* Task item: The listing should be printed again without a single change.
>>>
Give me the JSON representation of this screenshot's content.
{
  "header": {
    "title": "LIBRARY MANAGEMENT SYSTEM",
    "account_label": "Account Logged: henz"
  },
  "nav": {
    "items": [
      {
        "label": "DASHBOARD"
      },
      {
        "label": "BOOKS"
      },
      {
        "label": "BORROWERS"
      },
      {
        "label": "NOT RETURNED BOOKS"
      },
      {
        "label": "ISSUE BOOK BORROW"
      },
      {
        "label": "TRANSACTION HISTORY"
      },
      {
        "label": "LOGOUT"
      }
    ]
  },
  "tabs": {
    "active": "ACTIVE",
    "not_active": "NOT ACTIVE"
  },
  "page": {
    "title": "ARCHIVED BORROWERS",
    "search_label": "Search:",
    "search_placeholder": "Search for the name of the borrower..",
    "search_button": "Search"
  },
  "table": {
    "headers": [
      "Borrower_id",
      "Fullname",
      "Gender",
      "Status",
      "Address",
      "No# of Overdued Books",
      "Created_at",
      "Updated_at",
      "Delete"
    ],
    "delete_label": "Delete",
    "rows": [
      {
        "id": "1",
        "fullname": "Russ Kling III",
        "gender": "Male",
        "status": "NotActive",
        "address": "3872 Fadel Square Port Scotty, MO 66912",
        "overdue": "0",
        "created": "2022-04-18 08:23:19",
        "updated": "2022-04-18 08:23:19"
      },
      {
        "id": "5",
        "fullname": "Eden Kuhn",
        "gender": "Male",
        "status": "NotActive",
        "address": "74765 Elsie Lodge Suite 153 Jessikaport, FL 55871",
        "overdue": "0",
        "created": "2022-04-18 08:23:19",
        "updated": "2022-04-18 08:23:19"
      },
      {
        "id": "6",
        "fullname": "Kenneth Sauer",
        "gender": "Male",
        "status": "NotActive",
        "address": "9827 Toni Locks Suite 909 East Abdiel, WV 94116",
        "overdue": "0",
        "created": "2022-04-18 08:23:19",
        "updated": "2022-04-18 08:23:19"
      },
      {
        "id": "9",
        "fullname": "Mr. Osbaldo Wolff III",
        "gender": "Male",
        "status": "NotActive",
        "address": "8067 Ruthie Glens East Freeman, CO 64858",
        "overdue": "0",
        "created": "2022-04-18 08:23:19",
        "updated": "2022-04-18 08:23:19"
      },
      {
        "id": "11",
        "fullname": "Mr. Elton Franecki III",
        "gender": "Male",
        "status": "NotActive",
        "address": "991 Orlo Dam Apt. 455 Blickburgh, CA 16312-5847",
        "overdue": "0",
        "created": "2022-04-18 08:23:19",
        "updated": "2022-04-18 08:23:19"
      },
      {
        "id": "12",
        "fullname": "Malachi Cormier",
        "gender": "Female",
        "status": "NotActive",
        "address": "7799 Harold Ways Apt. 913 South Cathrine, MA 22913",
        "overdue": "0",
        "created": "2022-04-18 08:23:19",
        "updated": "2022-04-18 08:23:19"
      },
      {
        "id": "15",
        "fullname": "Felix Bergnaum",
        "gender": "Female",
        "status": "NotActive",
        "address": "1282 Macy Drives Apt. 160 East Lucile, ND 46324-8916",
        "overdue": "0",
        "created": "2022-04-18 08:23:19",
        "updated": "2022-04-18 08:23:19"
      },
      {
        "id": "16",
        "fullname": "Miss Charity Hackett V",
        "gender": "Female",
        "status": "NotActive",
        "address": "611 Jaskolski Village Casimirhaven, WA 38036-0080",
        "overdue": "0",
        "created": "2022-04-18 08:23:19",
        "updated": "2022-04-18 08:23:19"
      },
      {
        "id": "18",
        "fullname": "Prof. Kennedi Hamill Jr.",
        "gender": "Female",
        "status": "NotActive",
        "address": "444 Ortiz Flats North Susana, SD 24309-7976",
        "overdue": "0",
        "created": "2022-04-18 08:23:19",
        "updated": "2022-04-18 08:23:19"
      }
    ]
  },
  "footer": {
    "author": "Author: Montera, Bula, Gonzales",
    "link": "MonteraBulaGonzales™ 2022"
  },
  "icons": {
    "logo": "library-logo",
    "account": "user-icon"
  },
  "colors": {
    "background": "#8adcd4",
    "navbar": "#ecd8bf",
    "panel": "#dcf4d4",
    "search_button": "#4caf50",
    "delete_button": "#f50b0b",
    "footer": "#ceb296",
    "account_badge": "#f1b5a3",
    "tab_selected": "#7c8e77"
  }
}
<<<
* Written solution:
Give me the JSON representation of this screenshot's content.
{
  "header": {
    "title": "LIBRARY MANAGEMENT SYSTEM",
    "account_label": "Account Logged: henz"
  },
  "nav": {
    "items": [
      {
        "label": "DASHBOARD"
      },
      {
        "label": "BOOKS"
      },
      {
        "label": "BORROWERS"
      },
      {
        "label": "NOT RETURNED BOOKS"
      },
      {
        "label": "ISSUE BOOK BORROW"
      },
      {
        "label": "TRANSACTION HISTORY"
      },
      {
        "label": "LOGOUT"
      }
    ]
  },
  "tabs": {
    "active": "ACTIVE",
    "not_active": "NOT ACTIVE"
  },
  "page": {
    "title": "ARCHIVED BORROWERS",
    "search_label": "Search:",
    "search_placeholder": "Search for the name of the borrower..",
    "search_button": "Search"
  },
  "table": {
    "headers": [
      "Borrower_id",
      "Fullname",
      "Gender",
      "Status",
      "Address",
      "No# of Overdued Books",
      "Created_at",
      "Updated_at",
      "Delete"
    ],
    "delete_label": "Delete",
    "rows": [
      {
        "id": "1",
        "fullname": "Russ Kling III",
        "gender": "Male",
        "status": "NotActive",
        "address": "3872 Fadel Square Port Scotty, MO 66912",
        "overdue": "0",
        "created": "2022-04-18 08:23:19",
        "updated": "2022-04-18 08:23:19"
      },
      {
        "id": "5",
        "fullname": "Eden Kuhn",
        "gender": "Male",
        "status": "NotActive",
        "address": "74765 Elsie Lodge Suite 153 Jessikaport, FL 55871",
        "overdue": "0",
        "created": "2022-04-18 08:23:19",
        "updated": "2022-04-18 08:23:19"
      },
      {
        "id": "6",
        "fullname": "Kenneth Sauer",
        "gender": "Male",
        "status": "NotActive",
        "address": "9827 Toni Locks Suite 909 East Abdiel, WV 94116",
        "overdue": "0",
        "created": "2022-04-18 08:23:19",
        "updated": "2022-04-18 08:23:19"
      },
      {
        "id": "9",
        "fullname": "Mr. Osbaldo Wolff III",
        "gender": "Male",
        "status": "NotActive",
        "address": "8067 Ruthie Glens East Freeman, CO 64858",
        "overdue": "0",
        "created": "2022-04-18 08:23:19",
        "updated": "2022-04-18 08:23:19"
      },
      {
        "id": "11",
        "fullname": "Mr. Elton Franecki III",
        "gender": "Male",
        "status": "NotActive",
        "address": "991 Orlo Dam Apt. 455 Blickburgh, CA 16312-5847",
        "overdue": "0",
        "created": "2022-04-18 08:23:19",
        "updated": "2022-04-18 08:23:19"
      },
      {
        "id": "12",
        "fullname": "Malachi Cormier",
        "gender": "Female",
        "status": "NotActive",
        "address": "7799 Harold Ways Apt. 913 South Cathrine, MA 22913",
        "overdue": "0",
        "created": "2022-04-18 08:23:19",
        "updated": "2022-04-18 08:23:19"
      },
      {
        "id": "15",
        "fullname": "Felix Bergnaum",
        "gender": "Female",
        "status": "NotActive",
        "address": "1282 Macy Drives Apt. 160 East Lucile, ND 46324-8916",
        "overdue": "0",
        "created": "2022-04-18 08:23:19",
        "updated": "2022-04-18 08:23:19"
      },
      {
        "id": "16",
        "fullname": "Miss Charity Hackett V",
        "gender": "Female",
        "status": "NotActive",
        "address": "611 Jaskolski Village Casimirhaven, WA 38036-0080",
        "overdue": "0",
        "created": "2022-04-18 08:23:19",
        "updated": "2022-04-18 08:23:19"
      },
      {
        "id": "18",
        "fullname": "Prof. Kennedi Hamill Jr.",
        "gender": "Female",
        "status": "NotActive",
        "address": "444 Ortiz Flats North Susana, SD 24309-7976",
        "overdue": "0",
        "created": "2022-04-18 08:23:19",
        "updated": "2022-04-18 08:23:19"
      }
    ]
  },
  "footer": {
    "author": "Author: Montera, Bula, Gonzales",
    "link": "MonteraBulaGonzales™ 2022"
  },
  "icons": {
    "logo": "library-logo",
    "account": "user-icon"
  },
  "colors": {
    "background": "#8adcd4",
    "navbar": "#ecd8bf",
    "panel": "#dcf4d4",
    "search_button": "#4caf50",
    "delete_button": "#f50b0b",
    "footer": "#ceb296",
    "account_badge": "#f1b5a3",
    "tab_selected": "#7c8e77"
  }
}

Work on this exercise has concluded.